Youtubeko deskribapena:
Max Christian Friedrich Bruch (6 January 1838 – 2 October 1920), also known as Max Karl August Bruch, was a German Romantic composer and conductor who wrote over 200 works, including three violin concertos, the first of which has become a staple of the violin repertory. Violin Concerto No. 2 in D minor, Op. 44 (1878) 1. Adagio, ma non troppo 2. Recitative: Allegro moderato (14:55) 3. Finale: Allegro molto (19:27) Lydia Mordkovitch, violin and the London Symphony Orchestra conducted by Richard Hickox Description by James Reel [-] While violinist Joseph Joachim had a hand in fine-tuning Max Bruch's first violin concerto, Pablo Sarasate was the direct inspiration for Bruch's second concerto.
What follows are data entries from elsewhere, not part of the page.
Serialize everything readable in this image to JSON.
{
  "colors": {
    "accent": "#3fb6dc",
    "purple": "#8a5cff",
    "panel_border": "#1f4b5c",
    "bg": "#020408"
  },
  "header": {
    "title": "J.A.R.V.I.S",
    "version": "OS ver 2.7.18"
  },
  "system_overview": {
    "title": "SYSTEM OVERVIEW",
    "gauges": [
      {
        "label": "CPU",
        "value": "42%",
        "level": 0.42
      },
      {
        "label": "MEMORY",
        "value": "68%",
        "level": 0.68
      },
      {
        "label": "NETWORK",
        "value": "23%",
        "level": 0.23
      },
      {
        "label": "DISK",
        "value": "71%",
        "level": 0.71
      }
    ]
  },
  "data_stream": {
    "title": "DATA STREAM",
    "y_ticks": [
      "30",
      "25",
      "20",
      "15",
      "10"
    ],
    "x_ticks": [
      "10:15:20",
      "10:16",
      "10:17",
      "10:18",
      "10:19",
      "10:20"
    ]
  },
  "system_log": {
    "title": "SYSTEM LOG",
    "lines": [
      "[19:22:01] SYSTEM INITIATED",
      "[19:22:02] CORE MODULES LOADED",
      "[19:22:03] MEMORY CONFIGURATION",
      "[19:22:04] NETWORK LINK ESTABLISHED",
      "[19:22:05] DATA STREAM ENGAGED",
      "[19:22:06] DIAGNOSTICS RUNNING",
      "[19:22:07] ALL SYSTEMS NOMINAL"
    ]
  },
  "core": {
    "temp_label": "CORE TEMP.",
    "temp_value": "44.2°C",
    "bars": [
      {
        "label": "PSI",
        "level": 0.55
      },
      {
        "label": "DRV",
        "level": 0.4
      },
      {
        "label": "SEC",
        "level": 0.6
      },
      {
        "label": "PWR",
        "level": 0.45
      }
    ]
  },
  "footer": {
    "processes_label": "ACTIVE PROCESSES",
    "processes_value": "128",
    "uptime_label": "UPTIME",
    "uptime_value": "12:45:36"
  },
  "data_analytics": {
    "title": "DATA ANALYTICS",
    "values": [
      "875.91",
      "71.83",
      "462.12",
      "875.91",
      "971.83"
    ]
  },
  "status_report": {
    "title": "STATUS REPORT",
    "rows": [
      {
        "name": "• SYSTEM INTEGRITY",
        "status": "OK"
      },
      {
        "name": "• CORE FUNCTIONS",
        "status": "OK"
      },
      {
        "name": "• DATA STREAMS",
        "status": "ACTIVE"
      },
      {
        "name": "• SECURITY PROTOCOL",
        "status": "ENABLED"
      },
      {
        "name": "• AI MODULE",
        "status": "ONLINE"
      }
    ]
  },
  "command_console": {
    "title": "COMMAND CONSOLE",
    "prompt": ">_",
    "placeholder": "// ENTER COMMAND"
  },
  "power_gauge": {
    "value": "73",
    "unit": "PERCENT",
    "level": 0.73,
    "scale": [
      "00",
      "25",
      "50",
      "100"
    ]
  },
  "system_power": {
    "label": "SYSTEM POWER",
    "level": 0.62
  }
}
This is unfortunate, for Bruch provided the Spanish soloist a virtuoso vehicle lacking the balance and direct expression that made his first concerto so popular. This concerto begins with a long Adagio non troppo, which Johannes Brahms found altogether troppo: "Normal people cannot endure it," he wrote. (But Brahms certainly liked the main theme of the first movement as he used it himself later in the 3rd movement of the 3rd Symphony 1883 (according to uploader)) The movement is in sonata form, the violin singing out a first theme tailored specifically to what Bruch called Sarasate's "soulful" style. This is the concerto's strongest movement, with highly expressive writing for the soloist over unobtrusive, but effective, ominous support from the orchestra. Despite a few high-tension passages replete with double stops, this movement does not require fireworks from the soloist. The brief second movement, described as a recitative, picks up the pace somewhat with a sequence of declamatory passages for the violin, cheered on by orchestral outbursts, that link the outer movements thematically. The movement also functions somewhat as a big, accompanied cadenza. The finale, an Allegro molto in loose sonata form, brings on the pyrotechnics. The soloist uses the rather Lalo-like themes as little more than an excuse for virtuosic display, with the orchestra almost fully subservient to the violin's survey of bowing effects and showy double-stop writing. The music does ease off from time to time, but these more relaxed episodes still require ardent playing from the soloist, and the rip-roaring final measures are clearly designed to bring an audience to its feet.